EXERCISE BRIEF
Search the entries below for the word "JSON" and copy every line where it appears.

DATA
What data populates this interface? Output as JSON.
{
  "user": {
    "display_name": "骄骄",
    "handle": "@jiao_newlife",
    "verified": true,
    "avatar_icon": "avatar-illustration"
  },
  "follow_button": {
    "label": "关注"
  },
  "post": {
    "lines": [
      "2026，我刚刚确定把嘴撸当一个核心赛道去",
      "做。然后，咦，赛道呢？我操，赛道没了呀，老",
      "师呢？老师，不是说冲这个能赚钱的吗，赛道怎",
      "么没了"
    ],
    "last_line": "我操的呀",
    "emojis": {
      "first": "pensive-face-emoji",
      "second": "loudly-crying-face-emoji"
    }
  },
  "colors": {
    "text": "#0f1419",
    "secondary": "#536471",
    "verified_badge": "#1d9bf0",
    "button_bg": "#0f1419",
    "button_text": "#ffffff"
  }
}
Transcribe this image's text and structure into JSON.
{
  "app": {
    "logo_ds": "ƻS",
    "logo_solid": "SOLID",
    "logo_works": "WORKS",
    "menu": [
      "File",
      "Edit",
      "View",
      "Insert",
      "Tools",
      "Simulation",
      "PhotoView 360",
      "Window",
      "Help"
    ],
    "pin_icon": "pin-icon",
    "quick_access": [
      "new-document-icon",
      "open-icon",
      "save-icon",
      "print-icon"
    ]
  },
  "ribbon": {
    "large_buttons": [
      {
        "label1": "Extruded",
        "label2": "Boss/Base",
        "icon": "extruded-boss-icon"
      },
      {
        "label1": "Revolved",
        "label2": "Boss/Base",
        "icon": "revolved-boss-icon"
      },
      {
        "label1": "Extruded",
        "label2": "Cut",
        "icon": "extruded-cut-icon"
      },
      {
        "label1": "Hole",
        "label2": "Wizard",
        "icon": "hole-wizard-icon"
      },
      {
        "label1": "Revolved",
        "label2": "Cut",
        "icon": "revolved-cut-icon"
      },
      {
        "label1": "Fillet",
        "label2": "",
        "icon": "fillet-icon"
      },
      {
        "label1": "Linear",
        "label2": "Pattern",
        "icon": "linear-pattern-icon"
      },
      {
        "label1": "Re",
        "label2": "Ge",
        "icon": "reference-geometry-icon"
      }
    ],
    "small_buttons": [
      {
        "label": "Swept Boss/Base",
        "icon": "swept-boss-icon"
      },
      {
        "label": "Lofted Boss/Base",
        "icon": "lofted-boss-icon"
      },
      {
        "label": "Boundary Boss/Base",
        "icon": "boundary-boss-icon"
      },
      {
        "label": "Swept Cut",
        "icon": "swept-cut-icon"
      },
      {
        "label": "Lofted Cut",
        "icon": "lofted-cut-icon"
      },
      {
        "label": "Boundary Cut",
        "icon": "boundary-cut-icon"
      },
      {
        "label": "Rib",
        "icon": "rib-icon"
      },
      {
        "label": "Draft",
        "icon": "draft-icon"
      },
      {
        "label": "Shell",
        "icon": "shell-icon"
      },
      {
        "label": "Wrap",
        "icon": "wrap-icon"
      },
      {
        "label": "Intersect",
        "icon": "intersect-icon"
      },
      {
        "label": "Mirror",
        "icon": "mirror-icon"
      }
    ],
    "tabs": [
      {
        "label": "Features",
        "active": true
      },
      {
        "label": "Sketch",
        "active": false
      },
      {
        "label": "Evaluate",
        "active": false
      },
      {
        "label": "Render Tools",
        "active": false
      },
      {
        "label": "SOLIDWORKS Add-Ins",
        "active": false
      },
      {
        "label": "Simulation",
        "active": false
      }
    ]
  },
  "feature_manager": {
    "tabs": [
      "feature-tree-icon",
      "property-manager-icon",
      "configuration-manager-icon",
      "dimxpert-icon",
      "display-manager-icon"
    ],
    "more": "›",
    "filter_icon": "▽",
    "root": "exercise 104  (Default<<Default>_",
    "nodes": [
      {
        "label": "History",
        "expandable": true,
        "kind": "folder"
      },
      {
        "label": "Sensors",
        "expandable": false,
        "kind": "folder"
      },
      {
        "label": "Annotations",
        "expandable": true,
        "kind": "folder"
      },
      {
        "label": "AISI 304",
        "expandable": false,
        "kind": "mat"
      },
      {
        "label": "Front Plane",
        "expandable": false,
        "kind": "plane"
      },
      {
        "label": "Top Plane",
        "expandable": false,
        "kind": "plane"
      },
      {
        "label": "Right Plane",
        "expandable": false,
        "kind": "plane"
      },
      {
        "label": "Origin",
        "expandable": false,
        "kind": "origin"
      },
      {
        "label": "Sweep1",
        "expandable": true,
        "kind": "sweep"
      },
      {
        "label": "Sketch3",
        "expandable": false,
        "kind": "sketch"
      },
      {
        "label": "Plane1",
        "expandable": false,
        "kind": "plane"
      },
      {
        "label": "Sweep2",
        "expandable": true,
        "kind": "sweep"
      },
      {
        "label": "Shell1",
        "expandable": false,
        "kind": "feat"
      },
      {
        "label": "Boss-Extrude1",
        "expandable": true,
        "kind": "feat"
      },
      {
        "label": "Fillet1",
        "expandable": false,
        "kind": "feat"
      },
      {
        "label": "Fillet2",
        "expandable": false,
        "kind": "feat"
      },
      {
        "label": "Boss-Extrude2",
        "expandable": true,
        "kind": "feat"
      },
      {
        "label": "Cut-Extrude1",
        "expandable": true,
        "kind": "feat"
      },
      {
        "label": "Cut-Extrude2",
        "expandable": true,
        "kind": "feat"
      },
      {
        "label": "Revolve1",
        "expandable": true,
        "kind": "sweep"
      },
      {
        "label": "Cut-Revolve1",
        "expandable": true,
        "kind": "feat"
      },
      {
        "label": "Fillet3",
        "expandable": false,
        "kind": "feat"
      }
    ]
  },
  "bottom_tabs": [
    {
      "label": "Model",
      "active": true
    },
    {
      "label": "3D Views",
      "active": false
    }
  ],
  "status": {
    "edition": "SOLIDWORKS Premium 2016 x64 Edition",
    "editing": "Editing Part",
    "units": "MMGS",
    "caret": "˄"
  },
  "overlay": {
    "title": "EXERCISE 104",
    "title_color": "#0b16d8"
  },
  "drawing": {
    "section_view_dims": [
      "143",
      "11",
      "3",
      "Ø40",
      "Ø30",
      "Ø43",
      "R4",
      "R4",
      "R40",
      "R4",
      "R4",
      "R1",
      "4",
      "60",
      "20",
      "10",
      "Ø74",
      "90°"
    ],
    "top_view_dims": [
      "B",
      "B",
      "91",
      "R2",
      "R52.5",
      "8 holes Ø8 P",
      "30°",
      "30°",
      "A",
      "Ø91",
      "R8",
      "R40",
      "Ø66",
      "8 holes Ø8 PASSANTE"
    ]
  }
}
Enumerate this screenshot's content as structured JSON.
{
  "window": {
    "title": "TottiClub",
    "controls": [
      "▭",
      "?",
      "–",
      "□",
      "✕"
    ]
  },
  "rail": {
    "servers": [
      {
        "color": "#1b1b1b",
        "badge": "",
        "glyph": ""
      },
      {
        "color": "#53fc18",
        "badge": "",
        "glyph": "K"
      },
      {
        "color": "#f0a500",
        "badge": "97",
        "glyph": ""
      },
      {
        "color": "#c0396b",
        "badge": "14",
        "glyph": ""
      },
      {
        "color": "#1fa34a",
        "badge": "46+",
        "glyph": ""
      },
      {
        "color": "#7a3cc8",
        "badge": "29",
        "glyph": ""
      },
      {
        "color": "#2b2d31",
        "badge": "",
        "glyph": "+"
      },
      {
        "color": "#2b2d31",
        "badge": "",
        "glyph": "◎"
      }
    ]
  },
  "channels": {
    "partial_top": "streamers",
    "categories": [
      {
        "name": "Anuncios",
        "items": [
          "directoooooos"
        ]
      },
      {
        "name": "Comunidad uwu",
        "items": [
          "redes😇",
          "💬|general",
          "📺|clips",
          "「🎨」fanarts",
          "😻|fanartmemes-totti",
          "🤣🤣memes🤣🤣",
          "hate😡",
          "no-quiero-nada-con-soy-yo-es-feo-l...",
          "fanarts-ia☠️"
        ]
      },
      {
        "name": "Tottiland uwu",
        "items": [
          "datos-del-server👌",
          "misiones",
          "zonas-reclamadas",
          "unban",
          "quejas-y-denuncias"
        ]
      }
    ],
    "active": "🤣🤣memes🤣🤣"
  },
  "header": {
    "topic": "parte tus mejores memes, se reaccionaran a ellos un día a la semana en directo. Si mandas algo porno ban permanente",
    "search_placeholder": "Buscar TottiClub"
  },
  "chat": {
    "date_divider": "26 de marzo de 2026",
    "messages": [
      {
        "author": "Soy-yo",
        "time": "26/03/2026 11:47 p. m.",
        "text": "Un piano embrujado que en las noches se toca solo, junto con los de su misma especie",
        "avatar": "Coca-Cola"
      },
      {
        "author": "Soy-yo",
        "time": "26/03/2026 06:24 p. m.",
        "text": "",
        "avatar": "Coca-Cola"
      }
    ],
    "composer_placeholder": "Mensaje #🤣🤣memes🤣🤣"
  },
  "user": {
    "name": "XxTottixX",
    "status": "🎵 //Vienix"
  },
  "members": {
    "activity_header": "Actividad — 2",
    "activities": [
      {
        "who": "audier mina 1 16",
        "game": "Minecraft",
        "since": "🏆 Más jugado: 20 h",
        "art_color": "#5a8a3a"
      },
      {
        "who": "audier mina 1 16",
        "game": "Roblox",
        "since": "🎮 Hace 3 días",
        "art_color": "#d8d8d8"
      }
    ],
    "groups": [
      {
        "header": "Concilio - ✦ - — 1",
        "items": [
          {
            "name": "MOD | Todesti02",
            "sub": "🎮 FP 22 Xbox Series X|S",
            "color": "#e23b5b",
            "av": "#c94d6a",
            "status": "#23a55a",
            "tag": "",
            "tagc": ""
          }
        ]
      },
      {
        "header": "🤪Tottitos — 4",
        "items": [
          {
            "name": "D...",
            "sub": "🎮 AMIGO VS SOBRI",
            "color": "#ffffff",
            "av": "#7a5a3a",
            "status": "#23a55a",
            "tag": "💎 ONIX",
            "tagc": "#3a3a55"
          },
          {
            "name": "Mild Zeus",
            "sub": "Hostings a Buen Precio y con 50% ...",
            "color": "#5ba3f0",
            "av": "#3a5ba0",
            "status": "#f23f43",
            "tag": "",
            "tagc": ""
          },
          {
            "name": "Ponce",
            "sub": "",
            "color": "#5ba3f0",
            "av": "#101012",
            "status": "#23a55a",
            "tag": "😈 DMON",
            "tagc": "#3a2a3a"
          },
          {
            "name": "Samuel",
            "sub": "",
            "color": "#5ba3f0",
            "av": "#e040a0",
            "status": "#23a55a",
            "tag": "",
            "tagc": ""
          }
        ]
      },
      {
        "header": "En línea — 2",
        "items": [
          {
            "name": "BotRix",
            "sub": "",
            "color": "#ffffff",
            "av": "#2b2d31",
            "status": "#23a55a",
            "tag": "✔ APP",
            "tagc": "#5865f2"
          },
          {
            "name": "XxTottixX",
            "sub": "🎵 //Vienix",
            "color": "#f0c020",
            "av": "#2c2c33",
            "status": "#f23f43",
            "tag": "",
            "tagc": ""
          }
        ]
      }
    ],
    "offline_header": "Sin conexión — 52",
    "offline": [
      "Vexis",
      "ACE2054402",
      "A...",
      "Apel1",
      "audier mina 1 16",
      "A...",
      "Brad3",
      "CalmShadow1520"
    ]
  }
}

EXERCISE RESPONSE
What data populates this interface? Output as JSON.
Transcribe this image's text and structure into JSON.
Enumerate this screenshot's content as structured JSON.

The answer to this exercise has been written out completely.